A Journey In Search Of Christmas
The Governor descended the steps of the Capitol slowly and with pauses, lifting
a list frequently to his eye. He had intermittently pencilled it between stages of
the forenoon's public business, and his gait grew absent as he recurred now to
his jottings in their accumulation, with a slight pain at their number, and the
definite fear that they would be more in seasons to come. They were the names
of his friends' children to whom his excellent heart moved him to give Christmas
presents. He had put off this regenerating evil until the latest day, as was his
custom, and now he was setting forth to do the whole thing at a blow, entirely
planless among the guns and rocking-horses that would presently surround him.
As he reached the highway he heard himself familiarly addressed from a
distance, and, turning, saw four sons of the alkali jogging into town from the
plain. One who had shouted to him galloped out from the others, rounded the
Capitol's enclosure, and, approaching with radiant countenance leaned to reach
the hand of the Governor, and once again greeted him with a hilarious "Hello,
Governor Barker, M.D., seeing Mr. McLean unexpectedly after several years,
hailed the horseman with frank and lively pleasure, and, inquiring who might be
the other riders behind, was told that they were Shorty, Chalkeye, and Dollar Bill,
come for Christmas. "And dandies to hit town with," Mr. McLean added. "Red-
"I am acquainted with them," assented his Excellency.
"We've been ridin' trail for twelve weeks," the cow-puncher continued, "makin' our
beds down anywheres, and eatin' the same old chuck every day. So we've shook
fried beef and heifer's delight, and we're goin' to feed high."

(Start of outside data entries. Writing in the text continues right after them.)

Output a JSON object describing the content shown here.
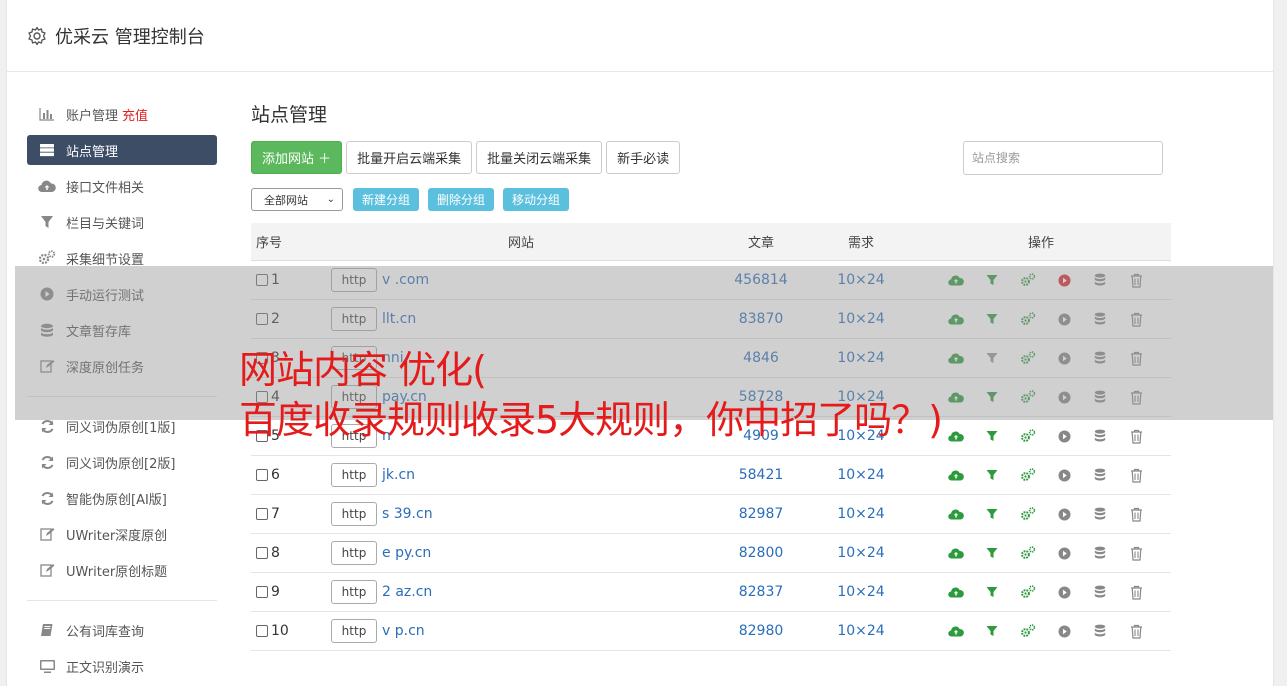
{
  "header": {
    "title": "优采云 管理控制台"
  },
  "sidebar": {
    "items": [
      {
        "label": "账户管理",
        "extra": "充值",
        "icon": "bar-chart-icon"
      },
      {
        "label": "站点管理",
        "icon": "server-icon",
        "active": true
      },
      {
        "label": "接口文件相关",
        "icon": "cloud-upload-icon"
      },
      {
        "label": "栏目与关键词",
        "icon": "filter-icon"
      },
      {
        "label": "采集细节设置",
        "icon": "cogs-icon"
      },
      {
        "label": "手动运行测试",
        "icon": "play-icon"
      },
      {
        "label": "文章暂存库",
        "icon": "database-icon"
      },
      {
        "label": "深度原创任务",
        "icon": "edit-icon"
      }
    ],
    "items2": [
      {
        "label": "同义词伪原创[1版]",
        "icon": "refresh-icon"
      },
      {
        "label": "同义词伪原创[2版]",
        "icon": "refresh-icon"
      },
      {
        "label": "智能伪原创[AI版]",
        "icon": "refresh-icon"
      },
      {
        "label": "UWriter深度原创",
        "icon": "edit-icon"
      },
      {
        "label": "UWriter原创标题",
        "icon": "edit-icon"
      }
    ],
    "items3": [
      {
        "label": "公有词库查询",
        "icon": "book-icon"
      },
      {
        "label": "正文识别演示",
        "icon": "monitor-icon"
      }
    ]
  },
  "main": {
    "title": "站点管理",
    "toolbar": {
      "add_site": "添加网站 ＋",
      "batch_open": "批量开启云端采集",
      "batch_close": "批量关闭云端采集",
      "newbie": "新手必读",
      "search_placeholder": "站点搜索"
    },
    "filter": {
      "group_select": "全部网站",
      "new_group": "新建分组",
      "delete_group": "删除分组",
      "move_group": "移动分组"
    },
    "table": {
      "headers": {
        "no": "序号",
        "site": "网站",
        "articles": "文章",
        "demand": "需求",
        "ops": "操作"
      },
      "rows": [
        {
          "no": "1",
          "http": "http",
          "domain": "v          .com",
          "articles": "456814",
          "demand": "10×24",
          "run_active": true
        },
        {
          "no": "2",
          "http": "http",
          "domain": "       llt.cn",
          "articles": "83870",
          "demand": "10×24"
        },
        {
          "no": "3",
          "http": "http",
          "domain": "      nni",
          "articles": "4846",
          "demand": "10×24",
          "faded": true
        },
        {
          "no": "4",
          "http": "http",
          "domain": "       pay.cn",
          "articles": "58728",
          "demand": "10×24"
        },
        {
          "no": "5",
          "http": "http",
          "domain": "          n",
          "articles": "4909",
          "demand": "10×24"
        },
        {
          "no": "6",
          "http": "http",
          "domain": "      jk.cn",
          "articles": "58421",
          "demand": "10×24"
        },
        {
          "no": "7",
          "http": "http",
          "domain": "s    39.cn",
          "articles": "82987",
          "demand": "10×24"
        },
        {
          "no": "8",
          "http": "http",
          "domain": "e      py.cn",
          "articles": "82800",
          "demand": "10×24"
        },
        {
          "no": "9",
          "http": "http",
          "domain": "2      az.cn",
          "articles": "82837",
          "demand": "10×24"
        },
        {
          "no": "10",
          "http": "http",
          "domain": "v      p.cn",
          "articles": "82980",
          "demand": "10×24"
        }
      ]
    }
  },
  "overlay": {
    "line1": "网站内容 优化(",
    "line2": "百度收录规则收录5大规则，你中招了吗？)"
  },
  "colors": {
    "accent_green": "#5cb85c",
    "info_blue": "#5bc0de",
    "nav_active": "#3d4d66",
    "headline_red": "#e51b1b"
  }
}
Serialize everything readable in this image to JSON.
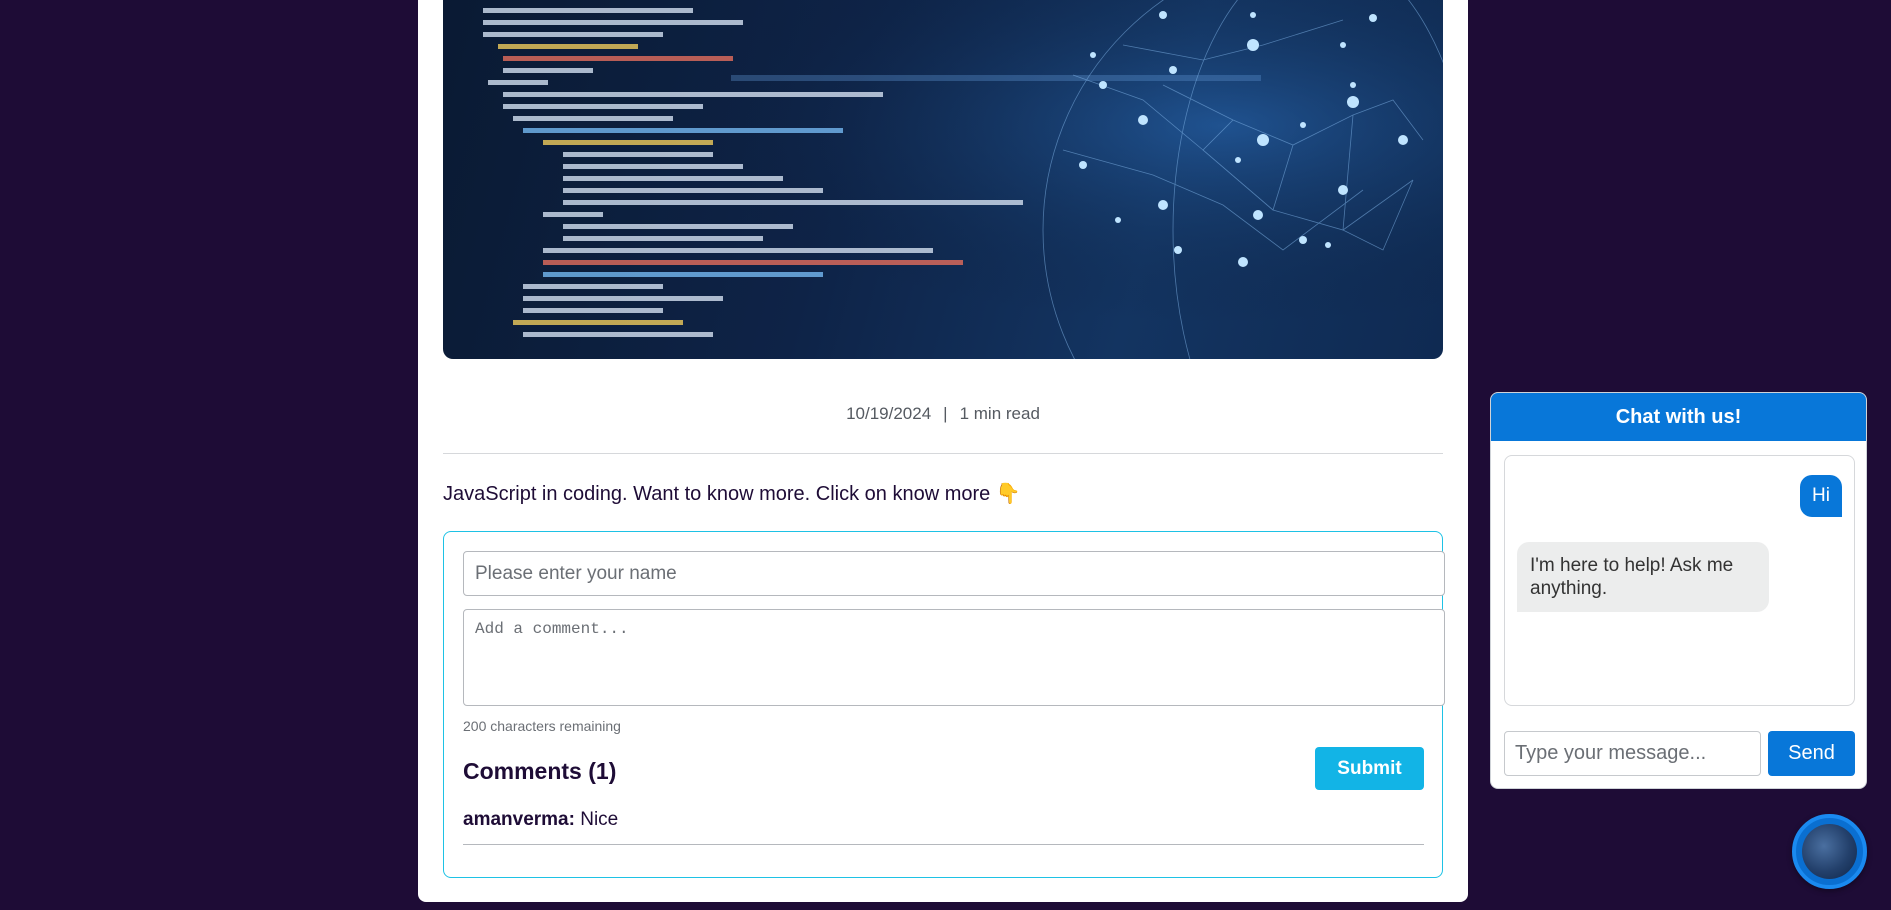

Then Mr. McLean overflowed with talk and pungent confidences, for the holidays
already rioted in his spirit, and his tongue was loosed over their coming rites.
"We've soured on scenery," he finished, in his drastic idiom. "We're sick of
moonlight and cow-dung, and we're heeled for a big time."
"Call on me," remarked the Governor, cheerily, "when you're ready for bromides
"I ain't box-headed no more," protested Mr. McLean; "I've got maturity, Doc,
since I seen yu' at the rain-making, and I'm a heap older than them hospital days
when I bust my leg on yu'. Three or four glasses and quit. That's my rule."
"That your rule, too?" inquired the Governor of Shorty, Chalkeye, and Dollar Bill.
These gentlemen of the saddle were sitting quite expressionless upon their
"We ain't talkin', we're waitin'," observed Chalkeye; and the three cynics smiled
"Well, Doc, see yu' again," said Mr. McLean. He turned to accompany his brother
cow-punchers, but in that particular moment Fate descended or came up from
whatever place she dwells in and entered the body of the unsuspecting